Task item: Each record is to be given again precisely as written.

[Component data from apps and pages]
Content starts
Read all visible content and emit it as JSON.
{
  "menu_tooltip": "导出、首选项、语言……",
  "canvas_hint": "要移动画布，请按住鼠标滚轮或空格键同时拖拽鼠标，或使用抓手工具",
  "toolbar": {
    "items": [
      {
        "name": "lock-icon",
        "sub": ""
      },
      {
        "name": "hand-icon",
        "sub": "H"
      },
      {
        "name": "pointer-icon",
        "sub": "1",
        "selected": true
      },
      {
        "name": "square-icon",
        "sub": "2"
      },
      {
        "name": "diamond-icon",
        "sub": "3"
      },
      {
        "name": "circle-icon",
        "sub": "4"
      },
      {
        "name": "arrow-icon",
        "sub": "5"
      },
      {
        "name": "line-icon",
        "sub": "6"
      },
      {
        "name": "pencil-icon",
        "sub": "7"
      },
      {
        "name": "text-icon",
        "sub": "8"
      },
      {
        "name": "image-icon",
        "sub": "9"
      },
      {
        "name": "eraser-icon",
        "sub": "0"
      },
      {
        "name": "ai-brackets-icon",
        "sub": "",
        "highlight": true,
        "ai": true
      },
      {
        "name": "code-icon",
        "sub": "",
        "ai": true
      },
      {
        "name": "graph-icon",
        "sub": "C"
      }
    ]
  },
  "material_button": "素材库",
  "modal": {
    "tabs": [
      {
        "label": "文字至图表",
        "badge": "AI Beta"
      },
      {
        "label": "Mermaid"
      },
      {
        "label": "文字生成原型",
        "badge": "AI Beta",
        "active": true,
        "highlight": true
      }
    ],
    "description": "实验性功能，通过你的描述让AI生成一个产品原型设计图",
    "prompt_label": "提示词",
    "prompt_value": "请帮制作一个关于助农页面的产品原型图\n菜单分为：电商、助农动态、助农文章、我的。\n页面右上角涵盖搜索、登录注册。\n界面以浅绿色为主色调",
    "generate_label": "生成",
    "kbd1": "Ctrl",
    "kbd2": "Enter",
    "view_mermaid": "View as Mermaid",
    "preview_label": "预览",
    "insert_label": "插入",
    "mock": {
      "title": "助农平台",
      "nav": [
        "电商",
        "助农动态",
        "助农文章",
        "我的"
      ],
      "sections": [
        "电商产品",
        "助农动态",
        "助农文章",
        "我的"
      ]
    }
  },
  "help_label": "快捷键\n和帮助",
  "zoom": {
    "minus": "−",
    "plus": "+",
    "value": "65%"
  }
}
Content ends
Result of the task:
Read all visible content and emit it as JSON.
{
  "menu_tooltip": "导出、首选项、语言……",
  "canvas_hint": "要移动画布，请按住鼠标滚轮或空格键同时拖拽鼠标，或使用抓手工具",
  "toolbar": {
    "items": [
      {
        "name": "lock-icon",
        "sub": ""
      },
      {
        "name": "hand-icon",
        "sub": "H"
      },
      {
        "name": "pointer-icon",
        "sub": "1",
        "selected": true
      },
      {
        "name": "square-icon",
        "sub": "2"
      },
      {
        "name": "diamond-icon",
        "sub": "3"
      },
      {
        "name": "circle-icon",
        "sub": "4"
      },
      {
        "name": "arrow-icon",
        "sub": "5"
      },
      {
        "name": "line-icon",
        "sub": "6"
      },
      {
        "name": "pencil-icon",
        "sub": "7"
      },
      {
        "name": "text-icon",
        "sub": "8"
      },
      {
        "name": "image-icon",
        "sub": "9"
      },
      {
        "name": "eraser-icon",
        "sub": "0"
      },
      {
        "name": "ai-brackets-icon",
        "sub": "",
        "highlight": true,
        "ai": true
      },
      {
        "name": "code-icon",
        "sub": "",
        "ai": true
      },
      {
        "name": "graph-icon",
        "sub": "C"
      }
    ]
  },
  "material_button": "素材库",
  "modal": {
    "tabs": [
      {
        "label": "文字至图表",
        "badge": "AI Beta"
      },
      {
        "label": "Mermaid"
      },
      {
        "label": "文字生成原型",
        "badge": "AI Beta",
        "active": true,
        "highlight": true
      }
    ],
    "description": "实验性功能，通过你的描述让AI生成一个产品原型设计图",
    "prompt_label": "提示词",
    "prompt_value": "请帮制作一个关于助农页面的产品原型图\n菜单分为：电商、助农动态、助农文章、我的。\n页面右上角涵盖搜索、登录注册。\n界面以浅绿色为主色调",
    "generate_label": "生成",
    "kbd1": "Ctrl",
    "kbd2": "Enter",
    "view_mermaid": "View as Mermaid",
    "preview_label": "预览",
    "insert_label": "插入",
    "mock": {
      "title": "助农平台",
      "nav": [
        "电商",
        "助农动态",
        "助农文章",
        "我的"
      ],
      "sections": [
        "电商产品",
        "助农动态",
        "助农文章",
        "我的"
      ]
    }
  },
  "help_label": "快捷键\n和帮助",
  "zoom": {
    "minus": "−",
    "plus": "+",
    "value": "65%"
  }
}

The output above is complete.